Monday, April 19, 2010

Proud to be a Mama

(Please excuse me for a minute. This blog is still a baby, and I'm still stumbling my way around, trying to figure out her voice. I want this to be a place of inspiration and idea sharing...and so far, all I've managed to do is share lots of OTHER people's ideas, and a few write-ups on Food Revolution. I'm looking for a few guest posters, so if you'd be interested, PLEASE leave a comment! Any topic, housewife related, is great. Green living, playtime ideas, Joy in the Journey moments...anything you have to share.)

Yesterday, I had the opportunity to road trip with a few good friends. It was a short trip - just a 90 minute drive into the city. We were there to listen to a visiting church leader from Salt Lake City host a discussion with local leaders from the three closest states. It was a great meeting, and I learned a lot...but what I enjoyed most was spending three hours in a small car with three awesome mamas. We we noisy, we were laughing, we were sharing stories...and we were reveling in being mamas. Very few of the stories involved cute kids or proud moments. Our theme seemed to be, "Oh my goodness, the craziest thing happened." These stories were followed by relieved ELATION when we found out that the story was in no way, shape or form unique. Kids talk back? Yup. Mine, too. Kids throw kicking, screaming tantrums? Yup...just last night. I think the highlight was when one mother-to-a-sassy-8 year old girl actually broke out her notebook and took notes while another mother (who USED to be a sassy 8 year old girl) told her all the things that would have helped her when she was a child. It was glorious.
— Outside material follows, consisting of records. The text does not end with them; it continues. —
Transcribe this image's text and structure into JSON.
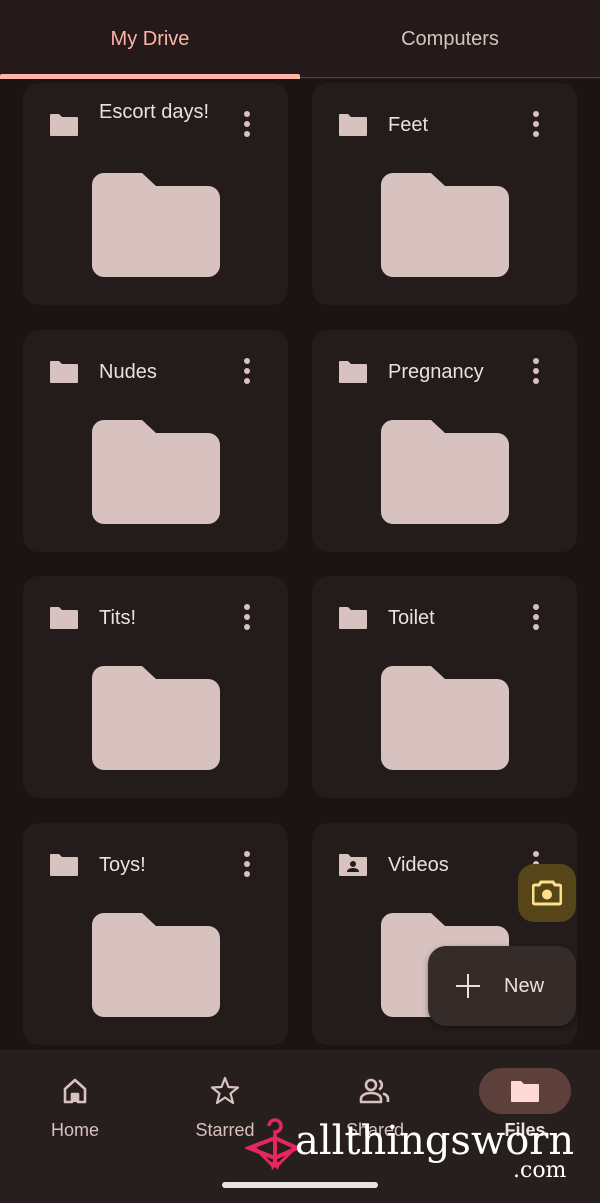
{
  "tabs": [
    {
      "label": "My Drive",
      "active": true
    },
    {
      "label": "Computers",
      "active": false
    }
  ],
  "folders": [
    {
      "name": "Escort days!",
      "icon": "folder-icon"
    },
    {
      "name": "Feet",
      "icon": "folder-icon"
    },
    {
      "name": "Nudes",
      "icon": "folder-icon"
    },
    {
      "name": "Pregnancy",
      "icon": "folder-icon"
    },
    {
      "name": "Tits!",
      "icon": "folder-icon"
    },
    {
      "name": "Toilet",
      "icon": "folder-icon"
    },
    {
      "name": "Toys!",
      "icon": "folder-icon"
    },
    {
      "name": "Videos",
      "icon": "shared-folder-icon"
    }
  ],
  "fab": {
    "camera_icon": "camera-icon",
    "new_label": "New"
  },
  "bottom_nav": [
    {
      "label": "Home",
      "icon": "home-icon",
      "active": false
    },
    {
      "label": "Starred",
      "icon": "star-icon",
      "active": false
    },
    {
      "label": "Shared",
      "icon": "shared-people-icon",
      "active": false
    },
    {
      "label": "Files",
      "icon": "folder-icon",
      "active": true
    }
  ],
  "watermark": {
    "text": "allthingsworn",
    "suffix": ".com"
  },
  "colors": {
    "accent": "#ffb4a8",
    "background": "#1b1413",
    "card": "#231c1b",
    "folder": "#d8c2c0",
    "camera_fab": "#564518",
    "watermark_pink": "#e8265e"
  }
}
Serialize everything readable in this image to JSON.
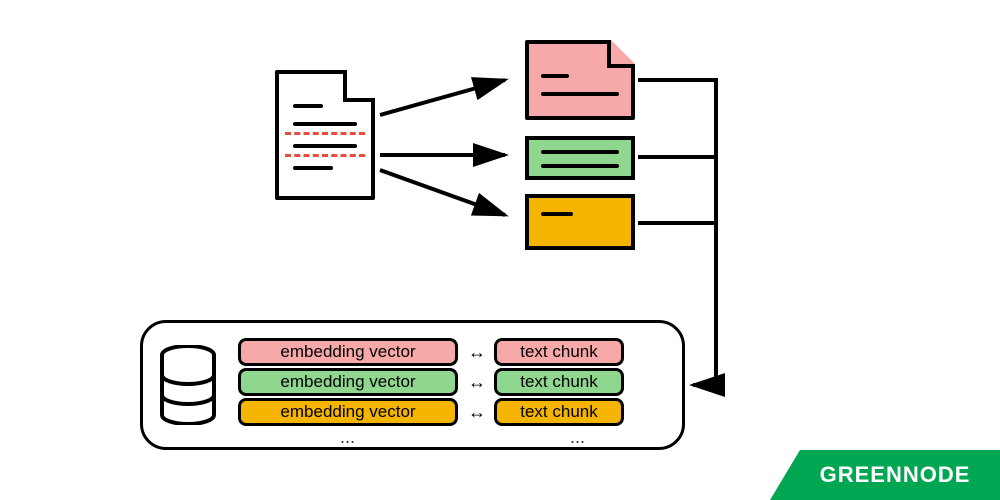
{
  "diagram": {
    "source": "document",
    "chunks": [
      {
        "color": "pink",
        "hex": "#f7a8a8"
      },
      {
        "color": "green",
        "hex": "#8fd68f"
      },
      {
        "color": "orange",
        "hex": "#f5b400"
      }
    ],
    "storage_rows": [
      {
        "embedding_label": "embedding vector",
        "chunk_label": "text chunk",
        "color": "pink"
      },
      {
        "embedding_label": "embedding vector",
        "chunk_label": "text chunk",
        "color": "green"
      },
      {
        "embedding_label": "embedding vector",
        "chunk_label": "text chunk",
        "color": "orange"
      }
    ],
    "ellipsis": "...",
    "bidirectional_symbol": "↔"
  },
  "brand": {
    "name": "GREENNODE"
  }
}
After I had dropped off half of the noisy carload, I had a few minutes to talk alone with one of the quietest moms in our group. She is a talented woman, and the mother of two little boys. Our conversation turned to high school reunions. My ten year is coming up, and hers was just last year. When she was in high school, her classmates assumed that by the ten year reunion, she would be married with a brood of 9 or 10 kids already. After she graduated, she took a different path - school instead of marriage, and then a move to the Big City where she worked as a professional seamstress (a stitch setter, actually) in the garment district. She had her career laid out for her, and figured that by the time the 10 year reunion rolled around her classmates would be astonished at her fabulous career, instead of her army-sized brood.

Well, life's funny. She ended up meeting a wonderful man while she lived in the city, and now is a stay-at-home mom to two adorable little men. She didn't attend her ten year, because she realized that all of the people she wanted to see...were still in regular contact. She had nothing to prove.

Think back to your high school years. Do you have anything to prove to your classmates? Did you exceed their expectations? Meet them? Do you care? Are you where you thought you'd be?



  1. I love "I'm not the *only* one," and "I'm not crazy after all" conversations with other moms. Those little paradigm shifts can help a mama avoid years of therapy. Well, maybe weeks, lol.

  2. I think I'm going...but really, they didn't care much for me, I'm not sure why it would change. The best I can hope for is "Wow! You have two kids? Wow! You do all that stuff? You must be really busy!" Ran into Mike R the other day, and he just laughed "NO I'm not going!" You and I were his only friends, so I told him he could come over for dinner when you get home and we'll have our own reunion ;)

  3. My 10-year is still a couple years away, but I seriously doubt that I'll go. I don't keep in touch with very many people from high school, and I don't really have any desire to "catch up" with anyone--isn't that what Facebook is for, anyway? :D

  4. Hey, are you still looking for a guest poster? If so, let me know, and I would love to give it a try!
    -Melissa L.